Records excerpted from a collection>

Segment Open

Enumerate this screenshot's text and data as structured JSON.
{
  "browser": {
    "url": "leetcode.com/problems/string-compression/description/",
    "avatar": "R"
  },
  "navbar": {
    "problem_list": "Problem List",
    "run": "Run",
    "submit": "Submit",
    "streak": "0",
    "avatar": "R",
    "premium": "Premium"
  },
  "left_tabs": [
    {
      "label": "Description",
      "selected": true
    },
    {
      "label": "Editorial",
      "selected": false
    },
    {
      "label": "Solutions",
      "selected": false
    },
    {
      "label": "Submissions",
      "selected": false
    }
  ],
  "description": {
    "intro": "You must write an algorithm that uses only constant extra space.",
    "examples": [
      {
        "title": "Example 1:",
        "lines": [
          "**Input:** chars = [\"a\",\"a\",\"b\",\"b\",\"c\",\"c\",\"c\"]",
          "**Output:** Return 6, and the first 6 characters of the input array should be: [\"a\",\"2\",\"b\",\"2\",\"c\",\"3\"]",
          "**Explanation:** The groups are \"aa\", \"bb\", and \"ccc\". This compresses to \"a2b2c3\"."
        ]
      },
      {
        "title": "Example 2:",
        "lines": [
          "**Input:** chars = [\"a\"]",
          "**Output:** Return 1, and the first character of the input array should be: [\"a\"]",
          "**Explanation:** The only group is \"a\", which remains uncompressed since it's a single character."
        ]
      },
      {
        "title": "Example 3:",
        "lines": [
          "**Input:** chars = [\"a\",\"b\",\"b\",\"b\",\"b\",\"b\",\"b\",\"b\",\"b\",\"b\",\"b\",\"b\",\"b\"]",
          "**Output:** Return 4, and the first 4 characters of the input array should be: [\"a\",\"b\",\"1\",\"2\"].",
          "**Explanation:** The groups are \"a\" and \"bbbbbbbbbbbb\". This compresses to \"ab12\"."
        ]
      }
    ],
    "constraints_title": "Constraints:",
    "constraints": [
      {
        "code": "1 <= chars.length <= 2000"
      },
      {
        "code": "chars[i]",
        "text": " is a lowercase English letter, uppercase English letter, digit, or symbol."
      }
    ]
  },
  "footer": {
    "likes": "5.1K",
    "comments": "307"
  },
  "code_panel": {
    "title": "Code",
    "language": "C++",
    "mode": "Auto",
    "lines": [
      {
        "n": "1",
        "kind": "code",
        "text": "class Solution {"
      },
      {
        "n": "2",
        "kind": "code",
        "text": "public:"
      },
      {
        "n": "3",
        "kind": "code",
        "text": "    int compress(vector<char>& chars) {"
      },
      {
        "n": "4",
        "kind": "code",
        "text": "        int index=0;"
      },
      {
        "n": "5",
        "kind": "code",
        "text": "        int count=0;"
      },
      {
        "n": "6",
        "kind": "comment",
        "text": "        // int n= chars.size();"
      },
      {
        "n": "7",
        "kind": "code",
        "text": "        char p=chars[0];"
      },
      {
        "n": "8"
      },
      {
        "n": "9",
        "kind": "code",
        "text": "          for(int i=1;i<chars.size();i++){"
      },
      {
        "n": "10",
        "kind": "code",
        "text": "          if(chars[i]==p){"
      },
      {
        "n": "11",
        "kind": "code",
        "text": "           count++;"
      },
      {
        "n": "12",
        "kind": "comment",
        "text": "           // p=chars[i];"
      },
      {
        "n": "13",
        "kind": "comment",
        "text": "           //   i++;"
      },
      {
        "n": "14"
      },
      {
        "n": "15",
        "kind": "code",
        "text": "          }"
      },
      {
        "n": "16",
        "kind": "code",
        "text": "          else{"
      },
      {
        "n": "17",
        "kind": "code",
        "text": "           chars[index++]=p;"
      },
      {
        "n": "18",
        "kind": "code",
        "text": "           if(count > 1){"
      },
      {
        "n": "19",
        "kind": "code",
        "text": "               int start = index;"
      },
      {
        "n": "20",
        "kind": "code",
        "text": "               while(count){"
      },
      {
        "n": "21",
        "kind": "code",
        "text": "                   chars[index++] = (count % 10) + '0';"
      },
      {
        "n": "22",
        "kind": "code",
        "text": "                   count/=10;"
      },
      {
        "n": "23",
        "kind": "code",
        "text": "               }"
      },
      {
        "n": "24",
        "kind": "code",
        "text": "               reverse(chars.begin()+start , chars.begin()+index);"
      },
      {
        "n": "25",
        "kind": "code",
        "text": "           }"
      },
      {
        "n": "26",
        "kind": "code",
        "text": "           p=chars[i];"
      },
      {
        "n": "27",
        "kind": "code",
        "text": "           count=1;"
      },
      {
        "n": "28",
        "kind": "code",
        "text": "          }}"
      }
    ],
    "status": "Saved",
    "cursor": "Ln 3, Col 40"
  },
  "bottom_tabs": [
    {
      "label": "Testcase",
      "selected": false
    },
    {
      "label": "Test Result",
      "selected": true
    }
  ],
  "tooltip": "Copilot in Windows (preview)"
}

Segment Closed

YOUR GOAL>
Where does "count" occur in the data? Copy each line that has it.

ANSWER TO THIS TASK>
        "text": "        int count=0;"
        "text": "           count++;"
        "text": "           if(count > 1){"
        "text": "               while(count){"
        "text": "                   chars[index++] = (count % 10) + '0';"
        "text": "                   count/=10;"
        "text": "           count=1;"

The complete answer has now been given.